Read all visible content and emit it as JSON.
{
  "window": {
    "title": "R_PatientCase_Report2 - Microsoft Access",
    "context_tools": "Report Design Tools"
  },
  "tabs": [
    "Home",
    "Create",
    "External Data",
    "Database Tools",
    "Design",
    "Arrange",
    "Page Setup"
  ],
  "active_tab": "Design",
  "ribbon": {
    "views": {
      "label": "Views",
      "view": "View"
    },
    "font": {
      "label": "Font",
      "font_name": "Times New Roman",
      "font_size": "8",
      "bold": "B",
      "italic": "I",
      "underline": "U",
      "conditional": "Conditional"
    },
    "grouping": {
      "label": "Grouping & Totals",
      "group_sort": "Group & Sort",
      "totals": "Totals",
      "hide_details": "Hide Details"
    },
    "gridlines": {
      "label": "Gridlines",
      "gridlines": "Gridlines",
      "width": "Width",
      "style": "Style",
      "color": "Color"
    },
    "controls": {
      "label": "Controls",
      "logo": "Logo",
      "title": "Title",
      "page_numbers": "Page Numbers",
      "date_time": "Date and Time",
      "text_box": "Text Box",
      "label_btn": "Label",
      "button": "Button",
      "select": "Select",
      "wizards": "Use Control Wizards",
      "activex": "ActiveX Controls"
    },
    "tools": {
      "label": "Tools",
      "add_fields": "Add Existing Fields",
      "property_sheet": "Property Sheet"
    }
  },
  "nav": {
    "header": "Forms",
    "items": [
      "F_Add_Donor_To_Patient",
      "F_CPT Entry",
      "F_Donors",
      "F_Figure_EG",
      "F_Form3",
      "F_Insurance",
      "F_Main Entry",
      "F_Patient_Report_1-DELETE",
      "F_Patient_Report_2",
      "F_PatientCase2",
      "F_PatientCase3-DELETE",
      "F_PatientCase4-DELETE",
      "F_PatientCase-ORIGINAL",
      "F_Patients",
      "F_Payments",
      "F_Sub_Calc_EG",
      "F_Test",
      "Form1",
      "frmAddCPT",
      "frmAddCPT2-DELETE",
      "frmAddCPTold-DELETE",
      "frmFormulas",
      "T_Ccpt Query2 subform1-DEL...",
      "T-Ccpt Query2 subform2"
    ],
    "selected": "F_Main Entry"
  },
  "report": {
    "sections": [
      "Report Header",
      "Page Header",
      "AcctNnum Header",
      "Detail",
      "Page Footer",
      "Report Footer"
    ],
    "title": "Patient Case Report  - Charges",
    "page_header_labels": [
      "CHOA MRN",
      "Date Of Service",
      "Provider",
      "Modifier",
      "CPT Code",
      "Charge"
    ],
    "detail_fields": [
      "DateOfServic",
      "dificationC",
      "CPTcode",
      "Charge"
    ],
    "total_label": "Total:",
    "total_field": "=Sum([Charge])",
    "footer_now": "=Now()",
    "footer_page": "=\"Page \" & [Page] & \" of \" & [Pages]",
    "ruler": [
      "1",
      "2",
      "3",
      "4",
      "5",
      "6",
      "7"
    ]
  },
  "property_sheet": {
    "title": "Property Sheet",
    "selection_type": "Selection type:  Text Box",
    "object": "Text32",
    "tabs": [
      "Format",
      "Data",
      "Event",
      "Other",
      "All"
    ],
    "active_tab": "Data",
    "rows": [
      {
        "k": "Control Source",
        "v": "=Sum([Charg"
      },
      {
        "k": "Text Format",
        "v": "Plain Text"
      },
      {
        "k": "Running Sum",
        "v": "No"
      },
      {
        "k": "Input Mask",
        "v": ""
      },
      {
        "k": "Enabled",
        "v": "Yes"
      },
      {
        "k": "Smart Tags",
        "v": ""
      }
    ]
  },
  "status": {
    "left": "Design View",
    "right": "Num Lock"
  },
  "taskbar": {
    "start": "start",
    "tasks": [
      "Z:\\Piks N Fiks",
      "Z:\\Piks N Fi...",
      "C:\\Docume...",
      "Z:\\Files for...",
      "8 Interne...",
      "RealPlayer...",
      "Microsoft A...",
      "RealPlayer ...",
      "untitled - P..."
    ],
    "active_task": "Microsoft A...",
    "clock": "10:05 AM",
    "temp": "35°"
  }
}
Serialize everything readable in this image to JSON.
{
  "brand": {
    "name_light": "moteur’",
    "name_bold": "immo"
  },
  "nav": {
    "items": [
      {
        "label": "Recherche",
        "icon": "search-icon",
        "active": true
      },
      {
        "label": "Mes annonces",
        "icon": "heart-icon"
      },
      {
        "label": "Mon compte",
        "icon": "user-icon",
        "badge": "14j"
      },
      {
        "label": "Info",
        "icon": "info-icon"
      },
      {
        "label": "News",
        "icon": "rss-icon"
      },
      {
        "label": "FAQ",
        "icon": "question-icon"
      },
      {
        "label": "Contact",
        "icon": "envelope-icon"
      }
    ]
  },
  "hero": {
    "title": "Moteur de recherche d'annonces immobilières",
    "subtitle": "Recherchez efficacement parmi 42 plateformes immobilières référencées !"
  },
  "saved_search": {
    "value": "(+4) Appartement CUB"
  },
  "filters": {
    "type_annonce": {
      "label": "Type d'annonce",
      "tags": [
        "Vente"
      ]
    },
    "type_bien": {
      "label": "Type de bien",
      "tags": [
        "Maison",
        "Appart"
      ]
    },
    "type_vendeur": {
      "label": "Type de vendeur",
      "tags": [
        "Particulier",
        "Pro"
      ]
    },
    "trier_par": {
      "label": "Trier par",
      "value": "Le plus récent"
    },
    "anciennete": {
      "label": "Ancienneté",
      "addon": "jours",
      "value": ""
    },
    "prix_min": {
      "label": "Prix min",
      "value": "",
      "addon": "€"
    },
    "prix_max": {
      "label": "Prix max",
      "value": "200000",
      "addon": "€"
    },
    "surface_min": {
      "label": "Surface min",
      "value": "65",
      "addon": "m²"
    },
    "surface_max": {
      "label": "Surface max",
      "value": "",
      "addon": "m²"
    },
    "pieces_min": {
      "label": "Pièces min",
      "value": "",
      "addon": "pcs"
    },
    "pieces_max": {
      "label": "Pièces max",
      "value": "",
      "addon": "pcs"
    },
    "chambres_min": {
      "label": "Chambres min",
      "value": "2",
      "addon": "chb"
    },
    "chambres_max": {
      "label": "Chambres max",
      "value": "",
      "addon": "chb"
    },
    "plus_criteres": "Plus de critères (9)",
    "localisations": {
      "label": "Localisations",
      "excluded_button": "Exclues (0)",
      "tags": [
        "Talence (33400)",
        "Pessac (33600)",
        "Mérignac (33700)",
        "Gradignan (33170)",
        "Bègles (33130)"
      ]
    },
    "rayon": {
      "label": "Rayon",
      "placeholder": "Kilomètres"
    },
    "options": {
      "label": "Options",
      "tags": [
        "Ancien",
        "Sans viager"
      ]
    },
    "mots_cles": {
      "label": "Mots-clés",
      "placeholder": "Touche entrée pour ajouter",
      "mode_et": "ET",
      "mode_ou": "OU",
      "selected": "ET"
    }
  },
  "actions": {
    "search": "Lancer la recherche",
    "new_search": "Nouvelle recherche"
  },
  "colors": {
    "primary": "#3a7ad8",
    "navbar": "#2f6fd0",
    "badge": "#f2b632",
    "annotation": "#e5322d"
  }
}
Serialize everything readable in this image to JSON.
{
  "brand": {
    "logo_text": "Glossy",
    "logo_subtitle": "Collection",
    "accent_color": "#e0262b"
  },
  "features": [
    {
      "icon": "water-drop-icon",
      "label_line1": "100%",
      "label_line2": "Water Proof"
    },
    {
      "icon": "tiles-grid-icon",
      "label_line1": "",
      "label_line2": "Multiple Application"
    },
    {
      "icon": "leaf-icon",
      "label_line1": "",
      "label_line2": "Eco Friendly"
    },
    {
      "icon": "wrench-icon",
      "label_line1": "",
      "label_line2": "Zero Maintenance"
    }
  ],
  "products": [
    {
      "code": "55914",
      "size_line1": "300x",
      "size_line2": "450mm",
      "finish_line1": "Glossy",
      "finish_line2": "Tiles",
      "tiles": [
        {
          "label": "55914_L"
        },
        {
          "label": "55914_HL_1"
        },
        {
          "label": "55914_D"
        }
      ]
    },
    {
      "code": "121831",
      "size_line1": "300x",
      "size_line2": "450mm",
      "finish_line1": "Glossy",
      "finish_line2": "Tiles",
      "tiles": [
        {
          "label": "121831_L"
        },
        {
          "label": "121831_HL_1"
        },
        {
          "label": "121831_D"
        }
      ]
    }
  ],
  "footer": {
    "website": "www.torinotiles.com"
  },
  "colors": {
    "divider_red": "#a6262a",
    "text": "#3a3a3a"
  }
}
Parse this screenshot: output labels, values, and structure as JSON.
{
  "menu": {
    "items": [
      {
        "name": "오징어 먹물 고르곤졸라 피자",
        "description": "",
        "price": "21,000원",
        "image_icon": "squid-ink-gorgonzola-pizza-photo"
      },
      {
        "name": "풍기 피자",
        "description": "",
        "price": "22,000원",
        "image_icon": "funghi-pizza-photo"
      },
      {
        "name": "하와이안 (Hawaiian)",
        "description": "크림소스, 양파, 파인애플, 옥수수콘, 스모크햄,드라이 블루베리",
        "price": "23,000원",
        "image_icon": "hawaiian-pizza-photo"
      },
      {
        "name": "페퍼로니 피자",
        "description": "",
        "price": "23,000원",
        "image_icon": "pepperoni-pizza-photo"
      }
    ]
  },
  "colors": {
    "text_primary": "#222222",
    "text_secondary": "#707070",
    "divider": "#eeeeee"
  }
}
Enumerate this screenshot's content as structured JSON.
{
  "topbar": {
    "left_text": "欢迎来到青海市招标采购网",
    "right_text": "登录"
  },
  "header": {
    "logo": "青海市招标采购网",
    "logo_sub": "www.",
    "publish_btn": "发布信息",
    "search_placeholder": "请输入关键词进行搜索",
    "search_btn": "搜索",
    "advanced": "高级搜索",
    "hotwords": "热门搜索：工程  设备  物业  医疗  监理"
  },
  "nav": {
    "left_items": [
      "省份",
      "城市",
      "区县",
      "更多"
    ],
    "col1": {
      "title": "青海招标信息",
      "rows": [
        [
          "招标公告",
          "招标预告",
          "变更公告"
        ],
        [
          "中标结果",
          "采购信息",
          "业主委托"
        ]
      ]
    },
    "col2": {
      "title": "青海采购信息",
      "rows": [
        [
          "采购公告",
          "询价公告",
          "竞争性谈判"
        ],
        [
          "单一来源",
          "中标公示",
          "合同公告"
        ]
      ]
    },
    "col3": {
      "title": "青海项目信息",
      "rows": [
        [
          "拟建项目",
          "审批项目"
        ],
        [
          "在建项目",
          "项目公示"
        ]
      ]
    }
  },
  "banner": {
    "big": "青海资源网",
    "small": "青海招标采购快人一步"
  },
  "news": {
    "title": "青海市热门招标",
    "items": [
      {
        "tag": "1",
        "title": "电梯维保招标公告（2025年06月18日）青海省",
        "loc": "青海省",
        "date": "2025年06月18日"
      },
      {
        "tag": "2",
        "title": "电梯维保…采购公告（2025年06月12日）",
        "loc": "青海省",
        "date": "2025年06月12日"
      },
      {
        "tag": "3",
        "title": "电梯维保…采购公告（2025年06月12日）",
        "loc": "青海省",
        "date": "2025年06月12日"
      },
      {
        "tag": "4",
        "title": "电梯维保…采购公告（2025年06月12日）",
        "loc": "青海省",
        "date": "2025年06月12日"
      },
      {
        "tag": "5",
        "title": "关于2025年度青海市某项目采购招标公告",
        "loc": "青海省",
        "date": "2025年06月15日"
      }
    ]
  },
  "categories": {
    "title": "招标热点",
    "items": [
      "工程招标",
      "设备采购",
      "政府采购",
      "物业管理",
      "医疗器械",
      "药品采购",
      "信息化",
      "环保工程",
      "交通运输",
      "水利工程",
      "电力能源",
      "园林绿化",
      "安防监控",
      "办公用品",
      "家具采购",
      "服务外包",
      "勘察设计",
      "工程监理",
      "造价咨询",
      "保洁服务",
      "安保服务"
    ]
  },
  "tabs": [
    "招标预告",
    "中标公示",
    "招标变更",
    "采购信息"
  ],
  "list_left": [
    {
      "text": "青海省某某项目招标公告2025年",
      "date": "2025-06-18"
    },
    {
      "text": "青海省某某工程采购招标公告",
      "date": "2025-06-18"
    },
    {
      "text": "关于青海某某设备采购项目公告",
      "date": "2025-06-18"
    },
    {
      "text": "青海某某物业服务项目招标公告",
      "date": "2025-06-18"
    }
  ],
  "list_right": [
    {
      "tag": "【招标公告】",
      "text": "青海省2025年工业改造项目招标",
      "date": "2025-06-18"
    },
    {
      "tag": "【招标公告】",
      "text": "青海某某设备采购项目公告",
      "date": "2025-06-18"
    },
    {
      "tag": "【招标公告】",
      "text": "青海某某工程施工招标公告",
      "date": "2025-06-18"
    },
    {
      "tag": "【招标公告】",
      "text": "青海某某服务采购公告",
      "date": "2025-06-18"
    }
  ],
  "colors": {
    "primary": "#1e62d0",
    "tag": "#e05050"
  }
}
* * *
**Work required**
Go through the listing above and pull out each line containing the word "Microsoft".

**Reply**
    "title": "R_PatientCase_Report2 - Microsoft Access",
      "Microsoft A...",
    "active_task": "Microsoft A...",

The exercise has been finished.